A) For me as head coach, the culture of our program is my No. 1 priority. We have guys coming from all over the state and all over the country. They come from all walks of life, and that can be difficult if you let it be. I’ve made it a point to spend a lot of time visiting with players individually, and I know our players enjoy our program and they enjoy coming to practice each day. That’s so important, because when everyone is enjoying what they’re doing and the work that they put into it, then it’s much easier to become an effective unit.
Q) Now that you’ve had most your staff in place for a year or more, how do you feel about those guys and the job they are doing?
A) We have a really good coaching staff, and it’s not just because they’re all good guys, though they are. It’s not just because they all work hard, which they certainly do. But you can work hard and still not be able to get through to your players. I know from visiting with our players that they enjoy our coaches and they feel like our coaches relate to them very well. Our players want to learn from our coaches and go to work for them, and that to me tells the story.
Q) Alright, one more. With the team coming together and practices about to get started, what is your favorite part of this time of year?
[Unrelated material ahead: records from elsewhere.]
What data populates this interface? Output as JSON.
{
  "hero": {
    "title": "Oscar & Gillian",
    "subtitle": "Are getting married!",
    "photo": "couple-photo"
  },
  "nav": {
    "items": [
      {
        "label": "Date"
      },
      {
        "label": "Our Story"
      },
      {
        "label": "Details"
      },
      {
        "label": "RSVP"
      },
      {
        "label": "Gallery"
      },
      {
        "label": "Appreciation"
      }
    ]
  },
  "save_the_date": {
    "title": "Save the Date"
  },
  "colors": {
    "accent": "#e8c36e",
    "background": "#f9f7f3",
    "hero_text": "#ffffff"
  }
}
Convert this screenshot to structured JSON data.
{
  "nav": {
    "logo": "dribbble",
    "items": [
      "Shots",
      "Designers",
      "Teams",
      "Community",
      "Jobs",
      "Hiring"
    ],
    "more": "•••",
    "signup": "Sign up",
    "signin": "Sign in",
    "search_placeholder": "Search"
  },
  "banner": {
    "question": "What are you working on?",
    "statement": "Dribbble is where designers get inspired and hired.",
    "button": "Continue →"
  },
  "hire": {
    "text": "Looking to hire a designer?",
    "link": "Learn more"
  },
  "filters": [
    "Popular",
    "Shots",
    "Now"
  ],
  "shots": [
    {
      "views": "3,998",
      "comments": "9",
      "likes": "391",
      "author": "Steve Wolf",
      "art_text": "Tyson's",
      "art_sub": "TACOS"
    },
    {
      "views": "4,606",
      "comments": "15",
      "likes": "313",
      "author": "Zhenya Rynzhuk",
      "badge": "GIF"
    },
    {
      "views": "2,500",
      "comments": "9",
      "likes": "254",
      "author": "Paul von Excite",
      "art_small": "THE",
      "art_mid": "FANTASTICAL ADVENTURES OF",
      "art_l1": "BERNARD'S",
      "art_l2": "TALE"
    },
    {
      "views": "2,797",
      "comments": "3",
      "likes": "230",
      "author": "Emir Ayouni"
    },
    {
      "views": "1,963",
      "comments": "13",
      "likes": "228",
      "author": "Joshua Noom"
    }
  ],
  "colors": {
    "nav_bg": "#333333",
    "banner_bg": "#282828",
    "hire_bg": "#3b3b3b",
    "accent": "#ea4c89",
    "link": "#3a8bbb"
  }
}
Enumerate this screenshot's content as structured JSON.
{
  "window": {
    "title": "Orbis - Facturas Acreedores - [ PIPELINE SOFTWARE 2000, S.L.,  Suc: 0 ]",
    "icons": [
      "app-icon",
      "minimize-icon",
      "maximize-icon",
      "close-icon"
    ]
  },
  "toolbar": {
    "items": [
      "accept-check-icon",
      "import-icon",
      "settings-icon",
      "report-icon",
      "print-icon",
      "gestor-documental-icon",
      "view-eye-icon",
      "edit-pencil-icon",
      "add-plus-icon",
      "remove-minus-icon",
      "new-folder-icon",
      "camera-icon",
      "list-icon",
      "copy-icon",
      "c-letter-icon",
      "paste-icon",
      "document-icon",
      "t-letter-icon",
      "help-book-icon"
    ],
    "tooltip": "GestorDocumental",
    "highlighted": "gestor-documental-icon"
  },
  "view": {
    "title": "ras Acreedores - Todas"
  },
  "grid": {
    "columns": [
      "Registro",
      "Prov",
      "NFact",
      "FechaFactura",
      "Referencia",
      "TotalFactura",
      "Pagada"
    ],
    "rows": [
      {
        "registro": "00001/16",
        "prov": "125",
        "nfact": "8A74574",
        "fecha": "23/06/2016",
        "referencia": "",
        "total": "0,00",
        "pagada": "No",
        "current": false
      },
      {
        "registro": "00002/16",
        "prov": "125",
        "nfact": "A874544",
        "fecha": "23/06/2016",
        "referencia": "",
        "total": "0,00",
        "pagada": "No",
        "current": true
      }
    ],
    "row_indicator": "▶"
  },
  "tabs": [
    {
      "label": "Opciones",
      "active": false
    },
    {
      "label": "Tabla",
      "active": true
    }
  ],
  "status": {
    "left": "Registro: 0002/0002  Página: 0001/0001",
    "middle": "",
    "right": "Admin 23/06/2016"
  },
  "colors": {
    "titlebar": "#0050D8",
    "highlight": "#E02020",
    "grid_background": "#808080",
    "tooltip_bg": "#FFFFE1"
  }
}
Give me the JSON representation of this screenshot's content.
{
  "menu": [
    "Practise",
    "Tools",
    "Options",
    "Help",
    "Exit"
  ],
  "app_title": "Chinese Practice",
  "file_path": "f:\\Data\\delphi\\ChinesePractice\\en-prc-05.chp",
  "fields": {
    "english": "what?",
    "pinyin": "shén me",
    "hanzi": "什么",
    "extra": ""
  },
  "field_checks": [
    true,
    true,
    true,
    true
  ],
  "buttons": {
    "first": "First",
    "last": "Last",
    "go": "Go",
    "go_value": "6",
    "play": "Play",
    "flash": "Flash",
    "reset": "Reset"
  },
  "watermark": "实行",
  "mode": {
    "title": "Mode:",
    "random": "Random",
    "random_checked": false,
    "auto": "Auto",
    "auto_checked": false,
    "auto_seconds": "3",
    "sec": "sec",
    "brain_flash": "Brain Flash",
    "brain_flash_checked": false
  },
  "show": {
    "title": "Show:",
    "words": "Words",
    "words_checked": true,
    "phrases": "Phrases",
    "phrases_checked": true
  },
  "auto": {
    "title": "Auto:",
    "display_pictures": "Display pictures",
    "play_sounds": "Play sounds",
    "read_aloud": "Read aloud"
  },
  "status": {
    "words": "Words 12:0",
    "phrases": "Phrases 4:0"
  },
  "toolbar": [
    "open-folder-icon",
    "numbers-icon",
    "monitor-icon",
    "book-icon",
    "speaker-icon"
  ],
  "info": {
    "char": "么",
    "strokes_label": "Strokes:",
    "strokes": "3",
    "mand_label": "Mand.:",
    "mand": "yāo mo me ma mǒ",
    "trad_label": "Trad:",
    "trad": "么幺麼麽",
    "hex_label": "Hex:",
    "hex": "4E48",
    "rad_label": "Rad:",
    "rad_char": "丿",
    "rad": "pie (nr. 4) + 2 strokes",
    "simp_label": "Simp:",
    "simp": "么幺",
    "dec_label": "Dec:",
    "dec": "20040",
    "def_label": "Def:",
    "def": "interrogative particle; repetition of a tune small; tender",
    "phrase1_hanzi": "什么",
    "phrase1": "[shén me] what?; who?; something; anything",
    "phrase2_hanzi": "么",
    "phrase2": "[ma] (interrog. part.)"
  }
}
A) I think it’s just getting back to football. That’s what brings us together is football. It’s why the kids have been lifting weights and running. It’s what the coaches have spent a lot of long hours preparing for. It’s enjoyable to see how much the kids have grown each year, not just physically, but in their maturity and as players as they through the program. Then at the same time, it’s also enjoyable to see the excitement on the faces of the new kids who are coming in and just getting started. It’s just great to get back to doing what you came here and worked so hard for.